##### PROVIDED DATA

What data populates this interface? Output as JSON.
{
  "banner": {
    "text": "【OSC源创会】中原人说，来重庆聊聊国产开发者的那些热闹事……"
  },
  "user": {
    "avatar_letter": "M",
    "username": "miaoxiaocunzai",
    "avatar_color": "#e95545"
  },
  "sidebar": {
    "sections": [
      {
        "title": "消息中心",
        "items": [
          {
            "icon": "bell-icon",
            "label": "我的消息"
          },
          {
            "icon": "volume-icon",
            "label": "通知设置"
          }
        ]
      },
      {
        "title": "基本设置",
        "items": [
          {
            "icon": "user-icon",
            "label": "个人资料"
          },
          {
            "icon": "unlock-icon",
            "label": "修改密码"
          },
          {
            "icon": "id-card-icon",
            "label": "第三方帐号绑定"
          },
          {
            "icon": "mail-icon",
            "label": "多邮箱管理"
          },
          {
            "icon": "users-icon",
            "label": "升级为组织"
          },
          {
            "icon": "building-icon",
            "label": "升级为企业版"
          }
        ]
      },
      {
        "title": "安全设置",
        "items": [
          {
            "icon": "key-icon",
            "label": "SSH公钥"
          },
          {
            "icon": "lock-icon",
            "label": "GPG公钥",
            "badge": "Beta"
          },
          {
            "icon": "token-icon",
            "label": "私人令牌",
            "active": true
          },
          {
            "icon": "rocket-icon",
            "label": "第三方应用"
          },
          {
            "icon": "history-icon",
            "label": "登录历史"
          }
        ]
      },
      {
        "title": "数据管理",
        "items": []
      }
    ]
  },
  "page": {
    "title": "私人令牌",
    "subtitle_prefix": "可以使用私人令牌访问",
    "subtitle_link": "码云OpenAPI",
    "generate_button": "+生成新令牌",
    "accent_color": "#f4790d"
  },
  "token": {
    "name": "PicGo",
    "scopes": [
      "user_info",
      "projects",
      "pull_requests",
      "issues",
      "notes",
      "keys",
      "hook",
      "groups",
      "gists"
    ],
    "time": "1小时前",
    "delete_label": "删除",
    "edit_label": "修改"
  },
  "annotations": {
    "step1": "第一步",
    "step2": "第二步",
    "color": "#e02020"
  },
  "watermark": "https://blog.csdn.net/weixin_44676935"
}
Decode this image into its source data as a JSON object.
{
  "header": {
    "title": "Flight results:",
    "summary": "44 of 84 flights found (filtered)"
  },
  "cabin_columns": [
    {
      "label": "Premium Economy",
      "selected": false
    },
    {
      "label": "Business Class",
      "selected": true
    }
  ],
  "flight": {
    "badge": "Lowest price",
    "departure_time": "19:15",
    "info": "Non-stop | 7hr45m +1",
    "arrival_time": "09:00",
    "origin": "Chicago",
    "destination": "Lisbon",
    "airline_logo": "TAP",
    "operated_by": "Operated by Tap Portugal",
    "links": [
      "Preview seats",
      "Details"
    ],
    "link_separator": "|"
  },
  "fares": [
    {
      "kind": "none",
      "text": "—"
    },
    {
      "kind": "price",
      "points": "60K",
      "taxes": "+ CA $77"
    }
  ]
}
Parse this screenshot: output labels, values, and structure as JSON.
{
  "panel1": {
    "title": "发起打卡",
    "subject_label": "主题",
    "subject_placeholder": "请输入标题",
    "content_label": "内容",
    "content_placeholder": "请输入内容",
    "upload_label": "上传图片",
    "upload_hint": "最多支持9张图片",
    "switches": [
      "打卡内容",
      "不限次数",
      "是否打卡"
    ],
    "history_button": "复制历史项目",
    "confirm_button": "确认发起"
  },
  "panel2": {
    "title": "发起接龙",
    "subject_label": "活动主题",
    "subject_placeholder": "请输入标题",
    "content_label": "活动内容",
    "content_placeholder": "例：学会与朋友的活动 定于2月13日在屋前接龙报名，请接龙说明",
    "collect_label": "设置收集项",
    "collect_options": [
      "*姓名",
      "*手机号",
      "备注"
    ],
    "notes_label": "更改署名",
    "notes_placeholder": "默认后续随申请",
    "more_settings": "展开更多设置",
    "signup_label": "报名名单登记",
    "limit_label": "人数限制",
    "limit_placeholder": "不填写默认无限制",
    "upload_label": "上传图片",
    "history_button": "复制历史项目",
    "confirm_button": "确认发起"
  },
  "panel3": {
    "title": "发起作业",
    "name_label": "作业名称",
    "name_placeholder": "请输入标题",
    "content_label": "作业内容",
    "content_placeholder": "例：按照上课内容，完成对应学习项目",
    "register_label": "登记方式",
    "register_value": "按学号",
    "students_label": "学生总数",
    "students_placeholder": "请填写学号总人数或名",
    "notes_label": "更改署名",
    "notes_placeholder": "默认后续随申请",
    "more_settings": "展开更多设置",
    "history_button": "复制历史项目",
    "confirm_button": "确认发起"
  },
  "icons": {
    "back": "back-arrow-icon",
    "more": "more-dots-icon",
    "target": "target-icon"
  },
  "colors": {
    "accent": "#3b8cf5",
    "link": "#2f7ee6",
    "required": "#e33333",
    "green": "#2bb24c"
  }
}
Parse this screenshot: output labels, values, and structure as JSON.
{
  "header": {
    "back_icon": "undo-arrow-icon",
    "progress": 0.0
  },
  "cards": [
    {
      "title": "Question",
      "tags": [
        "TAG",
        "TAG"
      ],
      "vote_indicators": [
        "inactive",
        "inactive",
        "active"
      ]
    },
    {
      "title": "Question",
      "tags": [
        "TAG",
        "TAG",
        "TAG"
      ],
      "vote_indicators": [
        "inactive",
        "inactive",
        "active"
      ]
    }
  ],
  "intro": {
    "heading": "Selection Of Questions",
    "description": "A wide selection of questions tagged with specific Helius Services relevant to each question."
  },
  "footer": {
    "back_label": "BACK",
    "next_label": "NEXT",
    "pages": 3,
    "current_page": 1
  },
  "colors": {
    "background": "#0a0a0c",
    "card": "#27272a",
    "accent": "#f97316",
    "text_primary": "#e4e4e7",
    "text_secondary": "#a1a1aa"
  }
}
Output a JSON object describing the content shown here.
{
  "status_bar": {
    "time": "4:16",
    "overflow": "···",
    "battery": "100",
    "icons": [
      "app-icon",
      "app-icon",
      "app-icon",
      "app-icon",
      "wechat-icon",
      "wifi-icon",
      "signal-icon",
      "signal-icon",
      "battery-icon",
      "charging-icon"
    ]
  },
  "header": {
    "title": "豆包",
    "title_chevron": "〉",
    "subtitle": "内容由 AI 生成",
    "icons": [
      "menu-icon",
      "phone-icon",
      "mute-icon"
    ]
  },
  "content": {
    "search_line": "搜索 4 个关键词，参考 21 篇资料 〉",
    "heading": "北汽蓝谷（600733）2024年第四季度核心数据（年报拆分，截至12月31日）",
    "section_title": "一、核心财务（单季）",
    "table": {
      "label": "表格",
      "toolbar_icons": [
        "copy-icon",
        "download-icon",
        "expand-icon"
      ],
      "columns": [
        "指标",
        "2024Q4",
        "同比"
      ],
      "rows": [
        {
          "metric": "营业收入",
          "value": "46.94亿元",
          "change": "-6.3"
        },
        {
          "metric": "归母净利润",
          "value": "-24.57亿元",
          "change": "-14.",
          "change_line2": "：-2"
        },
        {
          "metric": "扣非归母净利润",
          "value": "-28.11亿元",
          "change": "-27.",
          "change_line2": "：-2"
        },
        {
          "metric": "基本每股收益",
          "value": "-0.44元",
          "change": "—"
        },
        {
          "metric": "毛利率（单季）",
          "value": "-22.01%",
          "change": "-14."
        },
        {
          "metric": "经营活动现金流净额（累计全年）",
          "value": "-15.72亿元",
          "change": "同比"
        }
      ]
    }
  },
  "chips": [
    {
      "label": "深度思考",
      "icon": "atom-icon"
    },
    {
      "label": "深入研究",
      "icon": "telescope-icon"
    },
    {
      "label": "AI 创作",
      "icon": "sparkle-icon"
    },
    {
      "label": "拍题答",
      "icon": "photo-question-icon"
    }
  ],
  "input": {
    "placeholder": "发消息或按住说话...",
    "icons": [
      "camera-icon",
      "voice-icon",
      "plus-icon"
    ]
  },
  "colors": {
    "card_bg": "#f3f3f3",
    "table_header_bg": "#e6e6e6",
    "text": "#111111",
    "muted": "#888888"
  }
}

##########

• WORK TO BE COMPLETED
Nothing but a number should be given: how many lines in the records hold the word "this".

• EXERCISE OUTPUT
4